A friend of mine is providing some treats for a meeting at an SCA event and asked me to contribute. Ever since I did the Sugar Paste work I’ve been wanting to try some of the more advanced versions. One of the ones I’ve thought was interesting was the “White Ginger Bread” recipe in A
Book of Cookrye, by A. W. in 1591. Of course this is the 16th century use of the word so it’s referring to confection, not necessarily something with bread in it.
I’ve never made marzipan before but I thought that combining marzipan, sugar paste, and ginger seemed like a great combination and a way to try something new.
This also marks the end of A&S 50 for me which I started in 2010. There was a fairly substantial break when I stopped playing in the SCA for two years but I’ve now completed it. As part of the completion I began linking all of my recipes on the new Recipes page. Also as part of this I won’t be using the category or tag A&S 50 any more; however, each new recipe will be added to my recipes page which should make them easier to find.
I made this for a recipe that I’ll be posting in the next two weeks, but I thought it should have it’s own post. I brought some of it for the Montengarde Culinary Group meeting yesterday.
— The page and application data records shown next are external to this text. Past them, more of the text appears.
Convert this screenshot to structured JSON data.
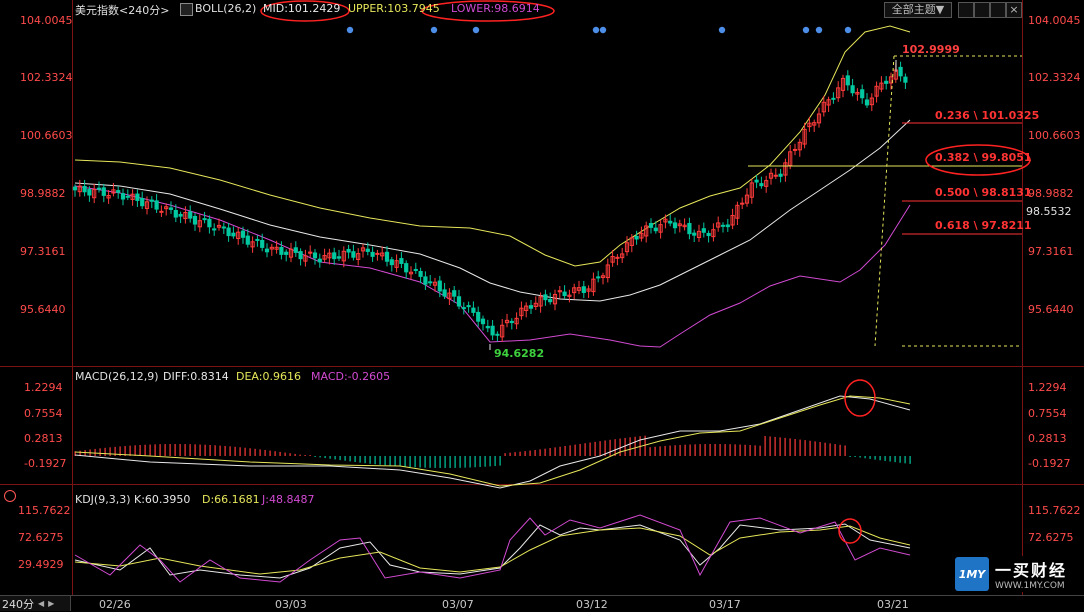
{
  "header": {
    "title": "美元指数<240分>",
    "boll_label": "BOLL(26,2)",
    "mid": "MID:101.2429",
    "upper": "UPPER:103.7945",
    "lower": "LOWER:98.6914",
    "theme_menu": "全部主题▼"
  },
  "price_axis": {
    "left_ticks": [
      "104.0045",
      "102.3324",
      "100.6603",
      "98.9882",
      "97.3161",
      "95.6440"
    ],
    "right_ticks": [
      "104.0045",
      "102.3324",
      "100.6603",
      "98.9882",
      "97.3161",
      "95.6440"
    ],
    "current_price": "98.5532"
  },
  "annotations": {
    "high": "102.9999",
    "low": "94.6282",
    "fib": [
      {
        "ratio": "0.236",
        "value": "101.0325"
      },
      {
        "ratio": "0.382",
        "value": "99.8051"
      },
      {
        "ratio": "0.500",
        "value": "98.8131"
      },
      {
        "ratio": "0.618",
        "value": "97.8211"
      }
    ]
  },
  "macd": {
    "name": "MACD(26,12,9)",
    "diff": "DIFF:0.8314",
    "dea": "DEA:0.9616",
    "macd": "MACD:-0.2605",
    "ticks": [
      "1.2294",
      "0.7554",
      "0.2813",
      "-0.1927"
    ]
  },
  "kdj": {
    "name": "KDJ(9,3,3)",
    "k": "K:60.3950",
    "d": "D:66.1681",
    "j": "J:48.8487",
    "ticks": [
      "115.7622",
      "72.6275",
      "29.4929"
    ]
  },
  "x_axis": [
    "02/26",
    "03/03",
    "03/07",
    "03/12",
    "03/17",
    "03/21"
  ],
  "period_button": "240分",
  "brand": {
    "name": "一买财经",
    "url": "WWW.1MY.COM",
    "logo_text": "1MY"
  },
  "colors": {
    "up": "#ff3b3b",
    "down": "#00c8a0",
    "mid": "#e8e8e8",
    "upper": "#e6e65a",
    "lower": "#d24ad2",
    "dea": "#e6e65a",
    "fib": "#ff3333"
  }
}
Modern Marzipan uses a 5:3 ratio of blanched ground almonds to sugar then adding rosewater until the texture is right (between one and two parts). However An Anonymous Andalusian Cookbook (13th century Spanish), Das Kuchbuch der Sabina Welserin (16th century German), and Delights for Ladies (16th century English) use a 1:1 ratio of almonds to sugar so I’ll be using the same. You can make this in your mortar but this time I’m using my kitchen servant, aka food processor, to speed things up.
This month the theme of Montengarde Culinary Night is “Vegetables or German Food”. I’ve had this one sitting in my drafts for a bit, and since it’s a German cookie recipe it seems like a good time.
I came across references to St. Hildegard’s “Cookies of Joy” or “Happy Cookies” in a few places but no one had the original recipe. Instead it was a modern cookie with butter, sugar, egg, baking powder, and a lot of spices (nutmeg, cloves, cinnamon). I knew that was a far remove from what she must have been talking about in 12th century Rhineland so I looked into it a bit more.